:: Input records ::
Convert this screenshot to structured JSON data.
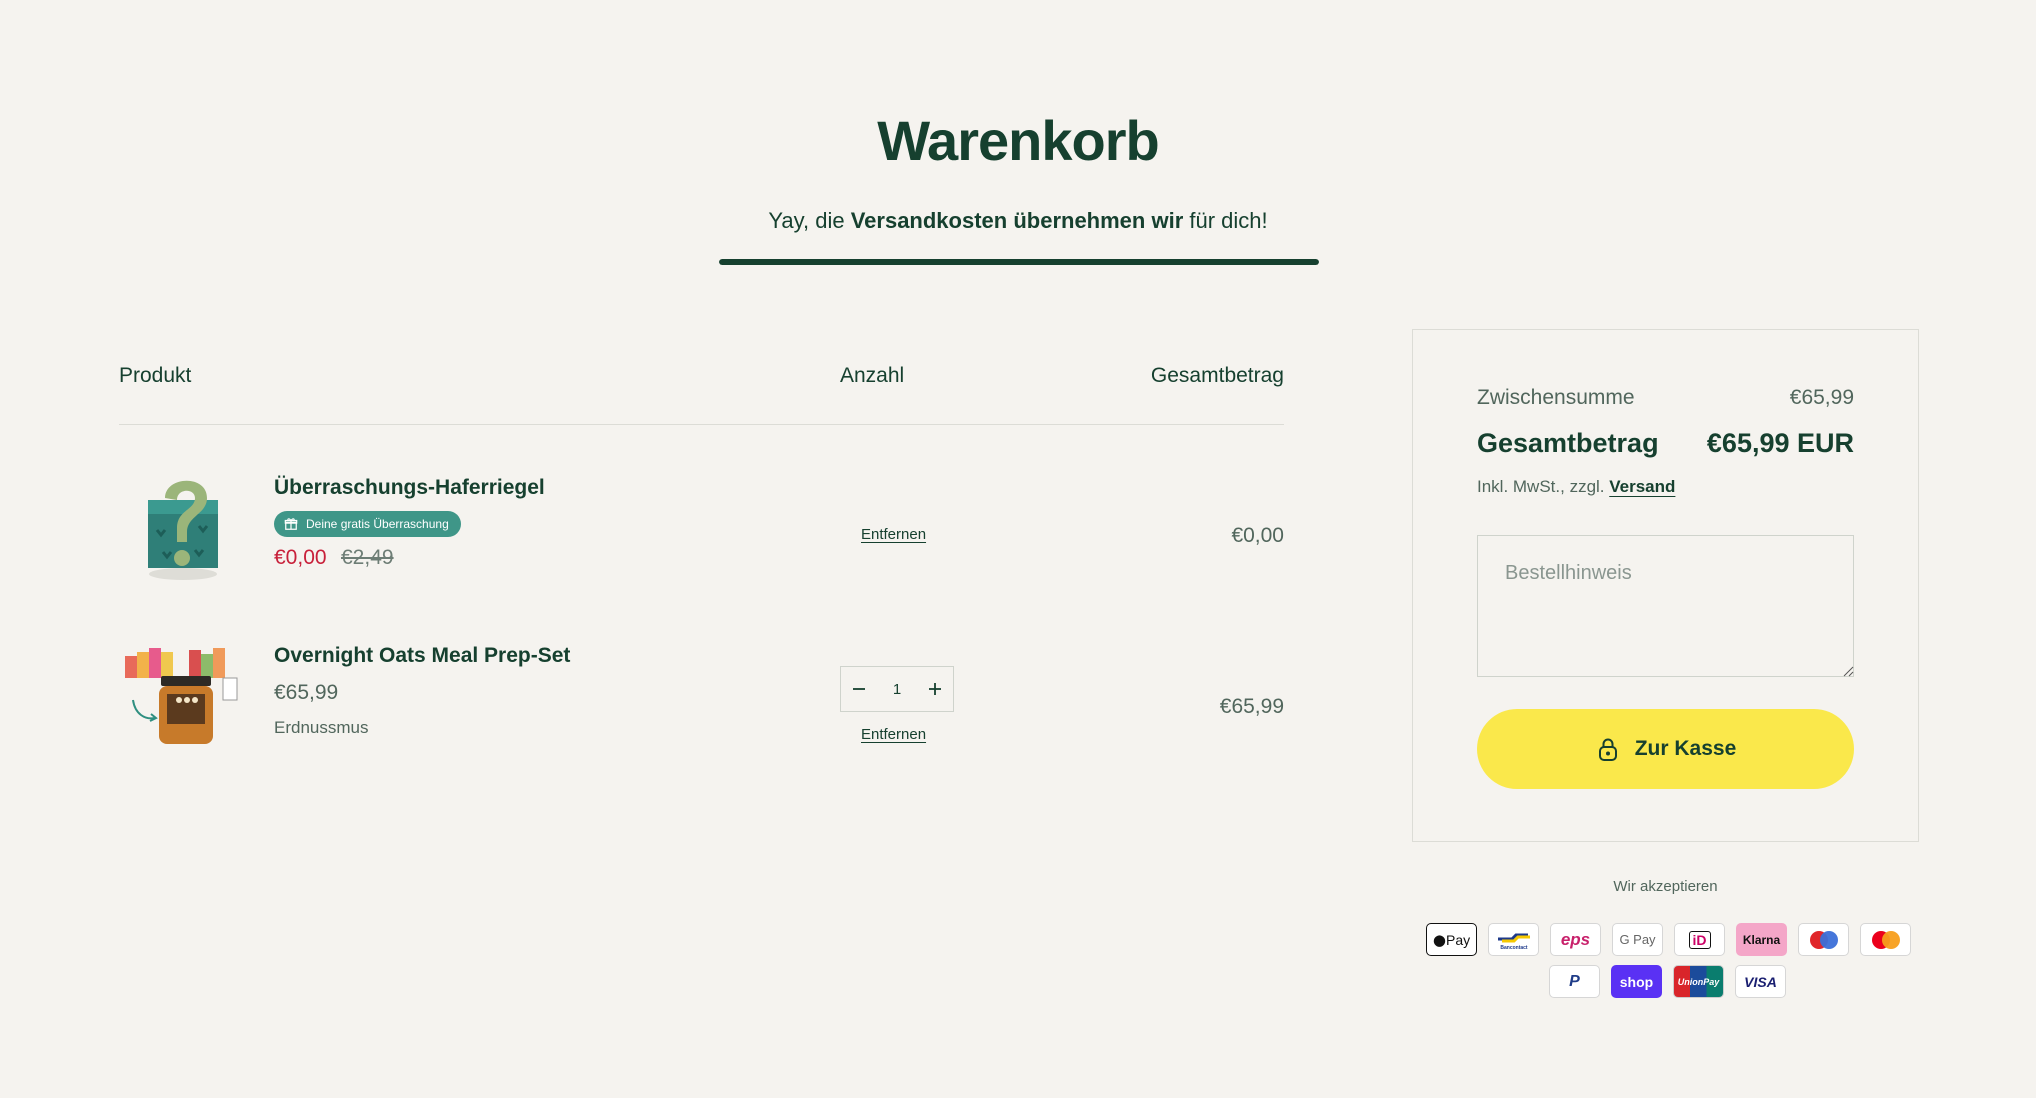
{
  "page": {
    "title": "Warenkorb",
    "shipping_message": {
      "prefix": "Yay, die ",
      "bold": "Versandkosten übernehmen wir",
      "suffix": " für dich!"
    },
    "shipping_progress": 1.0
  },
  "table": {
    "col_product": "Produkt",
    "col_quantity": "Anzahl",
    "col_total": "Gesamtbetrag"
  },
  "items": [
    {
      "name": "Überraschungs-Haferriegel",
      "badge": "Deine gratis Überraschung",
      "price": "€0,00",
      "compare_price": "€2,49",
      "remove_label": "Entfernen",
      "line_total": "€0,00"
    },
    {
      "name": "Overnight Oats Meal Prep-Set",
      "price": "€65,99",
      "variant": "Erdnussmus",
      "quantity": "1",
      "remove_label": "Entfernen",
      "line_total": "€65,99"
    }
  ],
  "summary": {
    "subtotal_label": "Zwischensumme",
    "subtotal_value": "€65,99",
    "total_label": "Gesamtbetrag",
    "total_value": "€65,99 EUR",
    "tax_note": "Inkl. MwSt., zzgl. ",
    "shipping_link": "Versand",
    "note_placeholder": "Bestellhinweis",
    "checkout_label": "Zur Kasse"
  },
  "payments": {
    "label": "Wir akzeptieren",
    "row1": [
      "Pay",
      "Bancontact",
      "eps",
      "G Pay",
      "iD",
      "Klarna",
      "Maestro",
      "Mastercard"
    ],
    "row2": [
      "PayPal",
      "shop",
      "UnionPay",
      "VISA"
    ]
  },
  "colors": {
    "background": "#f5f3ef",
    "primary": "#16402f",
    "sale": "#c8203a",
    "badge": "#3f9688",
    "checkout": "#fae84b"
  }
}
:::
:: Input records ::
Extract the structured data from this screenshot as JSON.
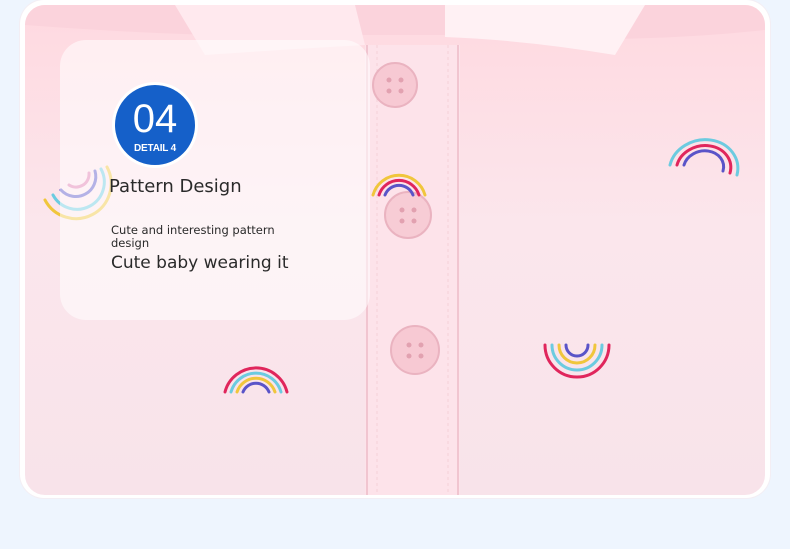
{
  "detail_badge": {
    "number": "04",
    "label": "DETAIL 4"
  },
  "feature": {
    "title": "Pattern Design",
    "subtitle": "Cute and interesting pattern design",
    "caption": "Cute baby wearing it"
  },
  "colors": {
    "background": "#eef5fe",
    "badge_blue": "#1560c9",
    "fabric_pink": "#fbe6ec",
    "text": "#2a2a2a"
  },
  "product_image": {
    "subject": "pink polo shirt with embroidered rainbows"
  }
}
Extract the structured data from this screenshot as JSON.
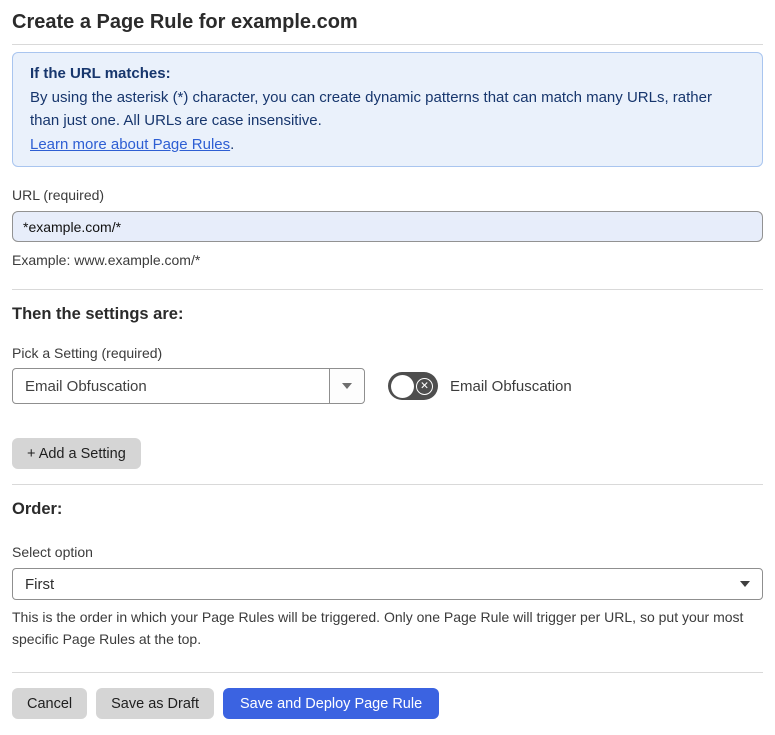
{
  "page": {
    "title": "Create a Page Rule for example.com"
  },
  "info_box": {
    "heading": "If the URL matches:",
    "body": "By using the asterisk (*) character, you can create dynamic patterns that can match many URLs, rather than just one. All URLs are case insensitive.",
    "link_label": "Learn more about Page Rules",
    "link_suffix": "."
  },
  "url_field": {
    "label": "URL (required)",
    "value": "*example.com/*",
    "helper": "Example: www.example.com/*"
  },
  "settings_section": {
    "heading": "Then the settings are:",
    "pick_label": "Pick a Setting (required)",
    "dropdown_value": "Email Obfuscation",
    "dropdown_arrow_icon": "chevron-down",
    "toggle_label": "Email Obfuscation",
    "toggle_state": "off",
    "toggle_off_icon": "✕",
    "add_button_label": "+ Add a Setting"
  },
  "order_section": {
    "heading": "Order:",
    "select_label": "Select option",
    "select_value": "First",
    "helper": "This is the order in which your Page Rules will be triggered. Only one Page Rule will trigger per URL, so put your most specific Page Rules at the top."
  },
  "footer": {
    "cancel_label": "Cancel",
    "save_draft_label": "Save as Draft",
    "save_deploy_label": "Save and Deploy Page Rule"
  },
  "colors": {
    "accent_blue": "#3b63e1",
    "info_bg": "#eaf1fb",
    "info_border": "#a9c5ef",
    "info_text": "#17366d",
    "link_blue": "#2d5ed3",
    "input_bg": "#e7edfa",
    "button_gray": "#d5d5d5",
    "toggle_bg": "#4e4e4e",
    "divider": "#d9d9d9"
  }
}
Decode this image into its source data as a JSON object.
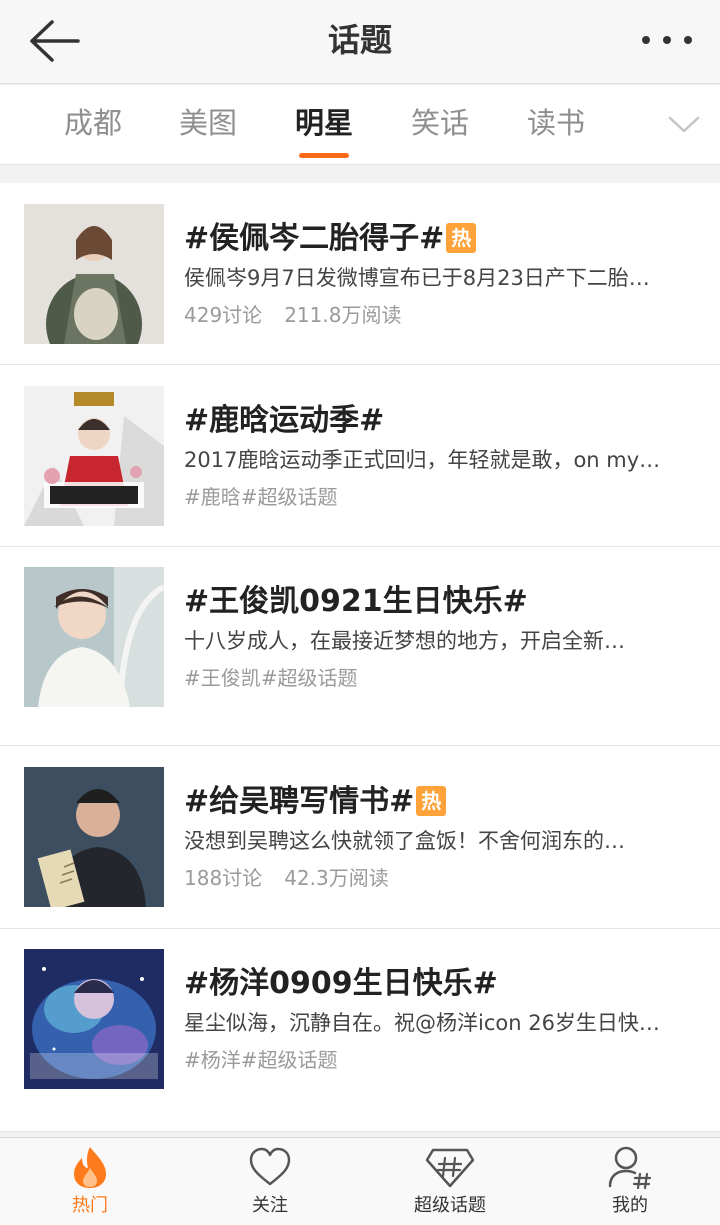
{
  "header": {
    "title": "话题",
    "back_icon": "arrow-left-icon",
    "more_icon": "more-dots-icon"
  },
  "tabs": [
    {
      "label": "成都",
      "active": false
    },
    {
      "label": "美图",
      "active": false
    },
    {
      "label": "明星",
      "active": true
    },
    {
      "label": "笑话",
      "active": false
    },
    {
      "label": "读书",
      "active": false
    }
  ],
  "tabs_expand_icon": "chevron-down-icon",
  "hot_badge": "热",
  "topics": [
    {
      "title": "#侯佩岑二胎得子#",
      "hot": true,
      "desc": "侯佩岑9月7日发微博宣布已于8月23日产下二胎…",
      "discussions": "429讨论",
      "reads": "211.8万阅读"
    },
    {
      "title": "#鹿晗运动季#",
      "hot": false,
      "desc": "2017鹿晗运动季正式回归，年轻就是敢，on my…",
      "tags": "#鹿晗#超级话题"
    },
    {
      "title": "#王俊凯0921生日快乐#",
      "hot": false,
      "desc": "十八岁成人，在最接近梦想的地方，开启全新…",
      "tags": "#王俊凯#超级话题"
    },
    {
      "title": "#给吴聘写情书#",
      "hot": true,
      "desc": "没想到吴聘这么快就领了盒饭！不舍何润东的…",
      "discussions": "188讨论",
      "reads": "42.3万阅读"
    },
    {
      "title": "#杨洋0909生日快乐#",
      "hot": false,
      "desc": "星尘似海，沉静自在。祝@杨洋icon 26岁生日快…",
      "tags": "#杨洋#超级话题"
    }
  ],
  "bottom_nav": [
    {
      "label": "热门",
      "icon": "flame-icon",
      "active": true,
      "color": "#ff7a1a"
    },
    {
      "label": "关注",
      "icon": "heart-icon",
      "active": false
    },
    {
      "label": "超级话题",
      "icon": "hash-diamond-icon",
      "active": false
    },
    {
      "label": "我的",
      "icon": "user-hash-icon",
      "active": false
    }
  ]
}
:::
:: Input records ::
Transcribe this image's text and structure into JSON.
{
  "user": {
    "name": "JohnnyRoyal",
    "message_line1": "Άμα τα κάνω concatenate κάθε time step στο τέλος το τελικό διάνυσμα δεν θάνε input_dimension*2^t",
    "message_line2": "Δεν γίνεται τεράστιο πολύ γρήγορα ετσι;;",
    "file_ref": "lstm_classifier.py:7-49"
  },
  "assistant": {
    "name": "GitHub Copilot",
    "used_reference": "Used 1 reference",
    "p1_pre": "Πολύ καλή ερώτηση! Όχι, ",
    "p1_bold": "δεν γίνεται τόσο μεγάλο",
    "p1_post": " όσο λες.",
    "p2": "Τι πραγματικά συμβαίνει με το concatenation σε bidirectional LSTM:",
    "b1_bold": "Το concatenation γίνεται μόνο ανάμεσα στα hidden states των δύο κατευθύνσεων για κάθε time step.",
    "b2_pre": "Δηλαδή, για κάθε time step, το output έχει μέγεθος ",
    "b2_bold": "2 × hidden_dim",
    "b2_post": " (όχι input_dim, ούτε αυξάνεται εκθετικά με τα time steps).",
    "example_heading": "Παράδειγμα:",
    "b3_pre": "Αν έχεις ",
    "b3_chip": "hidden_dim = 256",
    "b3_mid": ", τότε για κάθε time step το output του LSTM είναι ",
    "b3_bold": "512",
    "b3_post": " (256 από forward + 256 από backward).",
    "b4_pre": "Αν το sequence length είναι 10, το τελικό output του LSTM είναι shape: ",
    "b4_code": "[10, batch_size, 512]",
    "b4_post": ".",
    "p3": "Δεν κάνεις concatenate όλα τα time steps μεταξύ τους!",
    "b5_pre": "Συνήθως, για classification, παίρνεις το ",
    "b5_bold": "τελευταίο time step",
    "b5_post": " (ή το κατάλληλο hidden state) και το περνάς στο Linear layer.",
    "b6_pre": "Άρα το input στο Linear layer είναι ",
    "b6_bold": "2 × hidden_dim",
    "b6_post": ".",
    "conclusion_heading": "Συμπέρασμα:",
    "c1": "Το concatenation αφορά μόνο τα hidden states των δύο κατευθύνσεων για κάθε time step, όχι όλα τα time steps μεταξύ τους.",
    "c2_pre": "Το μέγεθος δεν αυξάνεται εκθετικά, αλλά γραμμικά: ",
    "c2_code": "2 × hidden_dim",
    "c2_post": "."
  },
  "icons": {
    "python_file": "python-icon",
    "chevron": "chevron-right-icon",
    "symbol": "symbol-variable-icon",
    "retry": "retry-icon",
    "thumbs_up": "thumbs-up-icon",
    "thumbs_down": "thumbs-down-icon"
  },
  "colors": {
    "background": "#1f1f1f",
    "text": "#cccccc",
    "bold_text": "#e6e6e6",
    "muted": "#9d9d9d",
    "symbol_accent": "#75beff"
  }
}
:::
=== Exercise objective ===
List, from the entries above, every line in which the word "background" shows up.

=== Result of the exercise ===
    "background": "#f5f3ef",
    "background": "#eef5fe",
    "background": "#1f1f1f",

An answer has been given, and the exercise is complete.